**Task**
For each line in the data below, write an exact copy.

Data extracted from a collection

--- START ---

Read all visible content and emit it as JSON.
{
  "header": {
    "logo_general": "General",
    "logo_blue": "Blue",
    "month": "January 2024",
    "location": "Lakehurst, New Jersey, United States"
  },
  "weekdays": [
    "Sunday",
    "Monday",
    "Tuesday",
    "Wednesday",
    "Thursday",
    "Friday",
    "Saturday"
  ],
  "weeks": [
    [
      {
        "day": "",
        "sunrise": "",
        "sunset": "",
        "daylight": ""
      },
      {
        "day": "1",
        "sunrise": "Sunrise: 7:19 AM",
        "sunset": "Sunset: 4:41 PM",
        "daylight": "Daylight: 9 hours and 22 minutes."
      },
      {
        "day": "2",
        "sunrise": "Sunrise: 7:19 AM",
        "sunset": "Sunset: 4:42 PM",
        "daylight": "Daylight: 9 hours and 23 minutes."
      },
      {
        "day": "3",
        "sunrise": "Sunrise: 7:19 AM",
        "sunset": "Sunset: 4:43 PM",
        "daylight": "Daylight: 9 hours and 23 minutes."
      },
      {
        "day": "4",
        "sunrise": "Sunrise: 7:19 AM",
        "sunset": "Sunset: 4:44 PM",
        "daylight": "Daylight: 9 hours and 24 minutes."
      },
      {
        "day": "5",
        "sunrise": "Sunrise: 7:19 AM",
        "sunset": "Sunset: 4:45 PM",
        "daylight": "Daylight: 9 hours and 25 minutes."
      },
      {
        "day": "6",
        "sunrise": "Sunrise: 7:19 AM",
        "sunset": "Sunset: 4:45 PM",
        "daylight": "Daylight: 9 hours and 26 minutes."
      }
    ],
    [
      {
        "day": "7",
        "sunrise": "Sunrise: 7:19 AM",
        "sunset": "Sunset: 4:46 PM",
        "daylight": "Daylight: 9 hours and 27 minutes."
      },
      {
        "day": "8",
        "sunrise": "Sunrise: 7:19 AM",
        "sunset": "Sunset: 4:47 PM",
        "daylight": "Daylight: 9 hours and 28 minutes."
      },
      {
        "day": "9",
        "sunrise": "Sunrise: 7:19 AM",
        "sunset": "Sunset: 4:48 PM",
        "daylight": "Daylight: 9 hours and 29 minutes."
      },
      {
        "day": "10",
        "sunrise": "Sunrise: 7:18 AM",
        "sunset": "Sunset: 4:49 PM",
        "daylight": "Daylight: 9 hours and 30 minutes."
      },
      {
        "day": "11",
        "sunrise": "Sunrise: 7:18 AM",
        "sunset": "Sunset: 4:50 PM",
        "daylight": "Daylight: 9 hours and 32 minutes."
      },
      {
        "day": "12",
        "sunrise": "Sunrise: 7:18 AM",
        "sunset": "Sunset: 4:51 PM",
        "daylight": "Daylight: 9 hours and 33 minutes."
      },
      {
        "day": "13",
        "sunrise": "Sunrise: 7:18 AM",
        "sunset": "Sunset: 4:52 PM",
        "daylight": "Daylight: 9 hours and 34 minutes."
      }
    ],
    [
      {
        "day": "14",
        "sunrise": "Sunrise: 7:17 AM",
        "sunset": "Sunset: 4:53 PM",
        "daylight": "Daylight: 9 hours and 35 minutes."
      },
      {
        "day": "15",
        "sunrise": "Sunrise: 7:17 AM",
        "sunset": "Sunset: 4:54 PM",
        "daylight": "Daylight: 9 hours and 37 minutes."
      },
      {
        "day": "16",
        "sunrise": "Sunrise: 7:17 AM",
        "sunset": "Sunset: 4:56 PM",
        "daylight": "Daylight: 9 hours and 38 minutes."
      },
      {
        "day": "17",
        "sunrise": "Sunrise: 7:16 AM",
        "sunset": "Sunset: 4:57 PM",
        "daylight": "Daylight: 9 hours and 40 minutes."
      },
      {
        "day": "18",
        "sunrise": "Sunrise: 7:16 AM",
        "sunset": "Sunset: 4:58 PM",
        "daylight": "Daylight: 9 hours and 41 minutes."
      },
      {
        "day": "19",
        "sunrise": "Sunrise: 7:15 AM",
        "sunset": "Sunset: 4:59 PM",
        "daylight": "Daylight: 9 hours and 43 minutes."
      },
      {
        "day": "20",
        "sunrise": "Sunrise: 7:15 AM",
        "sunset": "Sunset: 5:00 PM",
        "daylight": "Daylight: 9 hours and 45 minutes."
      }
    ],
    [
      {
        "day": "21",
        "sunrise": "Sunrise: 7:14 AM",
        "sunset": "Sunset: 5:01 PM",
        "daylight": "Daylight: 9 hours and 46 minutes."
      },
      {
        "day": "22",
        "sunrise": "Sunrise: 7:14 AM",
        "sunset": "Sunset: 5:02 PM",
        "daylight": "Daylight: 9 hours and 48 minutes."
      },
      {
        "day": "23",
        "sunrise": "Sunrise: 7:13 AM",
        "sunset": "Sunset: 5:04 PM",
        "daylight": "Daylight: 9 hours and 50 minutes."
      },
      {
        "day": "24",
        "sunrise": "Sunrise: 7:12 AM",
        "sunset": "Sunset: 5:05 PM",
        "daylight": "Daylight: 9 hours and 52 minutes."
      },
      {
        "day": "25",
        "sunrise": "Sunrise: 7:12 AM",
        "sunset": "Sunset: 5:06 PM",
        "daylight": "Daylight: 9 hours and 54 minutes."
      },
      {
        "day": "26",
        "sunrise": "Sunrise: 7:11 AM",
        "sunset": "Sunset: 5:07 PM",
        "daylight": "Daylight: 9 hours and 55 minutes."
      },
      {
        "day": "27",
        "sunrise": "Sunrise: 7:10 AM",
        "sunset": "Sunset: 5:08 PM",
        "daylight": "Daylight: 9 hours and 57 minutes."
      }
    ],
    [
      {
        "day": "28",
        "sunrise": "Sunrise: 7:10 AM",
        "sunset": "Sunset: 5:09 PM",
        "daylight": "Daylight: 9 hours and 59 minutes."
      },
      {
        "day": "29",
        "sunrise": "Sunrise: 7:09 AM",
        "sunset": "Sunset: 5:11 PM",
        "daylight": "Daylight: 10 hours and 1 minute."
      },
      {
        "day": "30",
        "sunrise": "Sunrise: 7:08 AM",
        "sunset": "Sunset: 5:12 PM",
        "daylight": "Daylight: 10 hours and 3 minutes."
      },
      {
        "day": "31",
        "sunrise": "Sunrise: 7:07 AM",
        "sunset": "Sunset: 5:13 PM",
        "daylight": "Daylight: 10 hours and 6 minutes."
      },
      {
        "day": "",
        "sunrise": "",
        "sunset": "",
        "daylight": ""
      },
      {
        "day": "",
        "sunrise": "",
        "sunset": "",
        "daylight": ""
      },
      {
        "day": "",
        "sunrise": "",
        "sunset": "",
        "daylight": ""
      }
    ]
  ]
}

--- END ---

**Completed exercise**
Read all visible content and emit it as JSON.
{
  "header": {
    "logo_general": "General",
    "logo_blue": "Blue",
    "month": "January 2024",
    "location": "Lakehurst, New Jersey, United States"
  },
  "weekdays": [
    "Sunday",
    "Monday",
    "Tuesday",
    "Wednesday",
    "Thursday",
    "Friday",
    "Saturday"
  ],
  "weeks": [
    [
      {
        "day": "",
        "sunrise": "",
        "sunset": "",
        "daylight": ""
      },
      {
        "day": "1",
        "sunrise": "Sunrise: 7:19 AM",
        "sunset": "Sunset: 4:41 PM",
        "daylight": "Daylight: 9 hours and 22 minutes."
      },
      {
        "day": "2",
        "sunrise": "Sunrise: 7:19 AM",
        "sunset": "Sunset: 4:42 PM",
        "daylight": "Daylight: 9 hours and 23 minutes."
      },
      {
        "day": "3",
        "sunrise": "Sunrise: 7:19 AM",
        "sunset": "Sunset: 4:43 PM",
        "daylight": "Daylight: 9 hours and 23 minutes."
      },
      {
        "day": "4",
        "sunrise": "Sunrise: 7:19 AM",
        "sunset": "Sunset: 4:44 PM",
        "daylight": "Daylight: 9 hours and 24 minutes."
      },
      {
        "day": "5",
        "sunrise": "Sunrise: 7:19 AM",
        "sunset": "Sunset: 4:45 PM",
        "daylight": "Daylight: 9 hours and 25 minutes."
      },
      {
        "day": "6",
        "sunrise": "Sunrise: 7:19 AM",
        "sunset": "Sunset: 4:45 PM",
        "daylight": "Daylight: 9 hours and 26 minutes."
      }
    ],
    [
      {
        "day": "7",
        "sunrise": "Sunrise: 7:19 AM",
        "sunset": "Sunset: 4:46 PM",
        "daylight": "Daylight: 9 hours and 27 minutes."
      },
      {
        "day": "8",
        "sunrise": "Sunrise: 7:19 AM",
        "sunset": "Sunset: 4:47 PM",
        "daylight": "Daylight: 9 hours and 28 minutes."
      },
      {
        "day": "9",
        "sunrise": "Sunrise: 7:19 AM",
        "sunset": "Sunset: 4:48 PM",
        "daylight": "Daylight: 9 hours and 29 minutes."
      },
      {
        "day": "10",
        "sunrise": "Sunrise: 7:18 AM",
        "sunset": "Sunset: 4:49 PM",
        "daylight": "Daylight: 9 hours and 30 minutes."
      },
      {
        "day": "11",
        "sunrise": "Sunrise: 7:18 AM",
        "sunset": "Sunset: 4:50 PM",
        "daylight": "Daylight: 9 hours and 32 minutes."
      },
      {
        "day": "12",
        "sunrise": "Sunrise: 7:18 AM",
        "sunset": "Sunset: 4:51 PM",
        "daylight": "Daylight: 9 hours and 33 minutes."
      },
      {
        "day": "13",
        "sunrise": "Sunrise: 7:18 AM",
        "sunset": "Sunset: 4:52 PM",
        "daylight": "Daylight: 9 hours and 34 minutes."
      }
    ],
    [
      {
        "day": "14",
        "sunrise": "Sunrise: 7:17 AM",
        "sunset": "Sunset: 4:53 PM",
        "daylight": "Daylight: 9 hours and 35 minutes."
      },
      {
        "day": "15",
        "sunrise": "Sunrise: 7:17 AM",
        "sunset": "Sunset: 4:54 PM",
        "daylight": "Daylight: 9 hours and 37 minutes."
      },
      {
        "day": "16",
        "sunrise": "Sunrise: 7:17 AM",
        "sunset": "Sunset: 4:56 PM",
        "daylight": "Daylight: 9 hours and 38 minutes."
      },
      {
        "day": "17",
        "sunrise": "Sunrise: 7:16 AM",
        "sunset": "Sunset: 4:57 PM",
        "daylight": "Daylight: 9 hours and 40 minutes."
      },
      {
        "day": "18",
        "sunrise": "Sunrise: 7:16 AM",
        "sunset": "Sunset: 4:58 PM",
        "daylight": "Daylight: 9 hours and 41 minutes."
      },
      {
        "day": "19",
        "sunrise": "Sunrise: 7:15 AM",
        "sunset": "Sunset: 4:59 PM",
        "daylight": "Daylight: 9 hours and 43 minutes."
      },
      {
        "day": "20",
        "sunrise": "Sunrise: 7:15 AM",
        "sunset": "Sunset: 5:00 PM",
        "daylight": "Daylight: 9 hours and 45 minutes."
      }
    ],
    [
      {
        "day": "21",
        "sunrise": "Sunrise: 7:14 AM",
        "sunset": "Sunset: 5:01 PM",
        "daylight": "Daylight: 9 hours and 46 minutes."
      },
      {
        "day": "22",
        "sunrise": "Sunrise: 7:14 AM",
        "sunset": "Sunset: 5:02 PM",
        "daylight": "Daylight: 9 hours and 48 minutes."
      },
      {
        "day": "23",
        "sunrise": "Sunrise: 7:13 AM",
        "sunset": "Sunset: 5:04 PM",
        "daylight": "Daylight: 9 hours and 50 minutes."
      },
      {
        "day": "24",
        "sunrise": "Sunrise: 7:12 AM",
        "sunset": "Sunset: 5:05 PM",
        "daylight": "Daylight: 9 hours and 52 minutes."
      },
      {
        "day": "25",
        "sunrise": "Sunrise: 7:12 AM",
        "sunset": "Sunset: 5:06 PM",
        "daylight": "Daylight: 9 hours and 54 minutes."
      },
      {
        "day": "26",
        "sunrise": "Sunrise: 7:11 AM",
        "sunset": "Sunset: 5:07 PM",
        "daylight": "Daylight: 9 hours and 55 minutes."
      },
      {
        "day": "27",
        "sunrise": "Sunrise: 7:10 AM",
        "sunset": "Sunset: 5:08 PM",
        "daylight": "Daylight: 9 hours and 57 minutes."
      }
    ],
    [
      {
        "day": "28",
        "sunrise": "Sunrise: 7:10 AM",
        "sunset": "Sunset: 5:09 PM",
        "daylight": "Daylight: 9 hours and 59 minutes."
      },
      {
        "day": "29",
        "sunrise": "Sunrise: 7:09 AM",
        "sunset": "Sunset: 5:11 PM",
        "daylight": "Daylight: 10 hours and 1 minute."
      },
      {
        "day": "30",
        "sunrise": "Sunrise: 7:08 AM",
        "sunset": "Sunset: 5:12 PM",
        "daylight": "Daylight: 10 hours and 3 minutes."
      },
      {
        "day": "31",
        "sunrise": "Sunrise: 7:07 AM",
        "sunset": "Sunset: 5:13 PM",
        "daylight": "Daylight: 10 hours and 6 minutes."
      },
      {
        "day": "",
        "sunrise": "",
        "sunset": "",
        "daylight": ""
      },
      {
        "day": "",
        "sunrise": "",
        "sunset": "",
        "daylight": ""
      },
      {
        "day": "",
        "sunrise": "",
        "sunset": "",
        "daylight": ""
      }
    ]
  ]
}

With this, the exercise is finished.